■ **Exercise aim**
Copy each line from the listing below where the word "image" shows up.

■ **Data to examine**
========
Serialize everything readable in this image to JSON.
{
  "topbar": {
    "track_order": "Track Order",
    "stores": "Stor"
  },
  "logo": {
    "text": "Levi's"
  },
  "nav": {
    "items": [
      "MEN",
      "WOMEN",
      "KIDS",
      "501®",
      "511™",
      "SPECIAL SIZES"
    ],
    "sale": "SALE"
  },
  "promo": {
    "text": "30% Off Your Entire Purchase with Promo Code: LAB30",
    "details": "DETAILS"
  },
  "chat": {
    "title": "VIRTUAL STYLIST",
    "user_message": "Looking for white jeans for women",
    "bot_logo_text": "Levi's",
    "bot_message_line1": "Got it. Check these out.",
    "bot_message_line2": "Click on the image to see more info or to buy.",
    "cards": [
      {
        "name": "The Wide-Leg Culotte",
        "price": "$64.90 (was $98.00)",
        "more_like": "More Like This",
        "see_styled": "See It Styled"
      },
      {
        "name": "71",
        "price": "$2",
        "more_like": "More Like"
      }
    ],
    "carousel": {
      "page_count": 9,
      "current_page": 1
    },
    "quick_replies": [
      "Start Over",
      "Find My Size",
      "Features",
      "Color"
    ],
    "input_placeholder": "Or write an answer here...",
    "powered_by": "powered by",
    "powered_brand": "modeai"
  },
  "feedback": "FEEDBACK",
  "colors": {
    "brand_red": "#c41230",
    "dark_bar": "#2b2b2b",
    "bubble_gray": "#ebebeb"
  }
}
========
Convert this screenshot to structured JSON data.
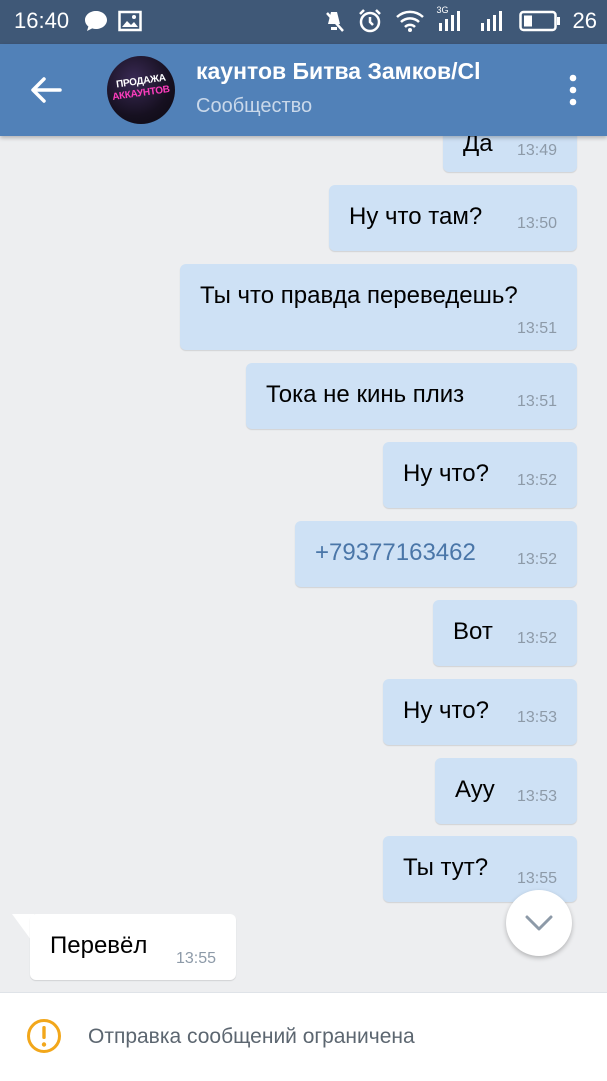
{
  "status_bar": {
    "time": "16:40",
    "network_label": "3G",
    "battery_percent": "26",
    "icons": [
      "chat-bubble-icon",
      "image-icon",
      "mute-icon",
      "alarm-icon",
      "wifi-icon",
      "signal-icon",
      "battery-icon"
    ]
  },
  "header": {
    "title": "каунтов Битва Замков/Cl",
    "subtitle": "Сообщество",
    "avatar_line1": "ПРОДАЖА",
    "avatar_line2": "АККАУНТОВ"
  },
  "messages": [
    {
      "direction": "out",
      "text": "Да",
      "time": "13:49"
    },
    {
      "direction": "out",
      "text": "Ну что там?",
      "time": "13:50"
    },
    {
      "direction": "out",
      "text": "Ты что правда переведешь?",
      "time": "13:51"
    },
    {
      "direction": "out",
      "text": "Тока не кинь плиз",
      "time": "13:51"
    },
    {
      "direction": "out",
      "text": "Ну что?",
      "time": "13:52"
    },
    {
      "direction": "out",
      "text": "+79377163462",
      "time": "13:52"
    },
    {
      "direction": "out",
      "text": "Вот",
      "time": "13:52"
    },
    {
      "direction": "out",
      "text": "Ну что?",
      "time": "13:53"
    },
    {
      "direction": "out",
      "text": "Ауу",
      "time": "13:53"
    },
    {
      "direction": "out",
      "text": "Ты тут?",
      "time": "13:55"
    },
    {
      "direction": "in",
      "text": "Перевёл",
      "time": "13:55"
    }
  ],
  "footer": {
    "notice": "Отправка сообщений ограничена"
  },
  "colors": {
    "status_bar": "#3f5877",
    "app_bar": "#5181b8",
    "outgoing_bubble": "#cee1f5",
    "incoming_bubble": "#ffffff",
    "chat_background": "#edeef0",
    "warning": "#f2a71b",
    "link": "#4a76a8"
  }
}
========
■ **Answer to this exercise**
Serialize everything readable in this image to JSON.
    "bot_message_line2": "Click on the image to see more info or to buy.",
      "image-icon",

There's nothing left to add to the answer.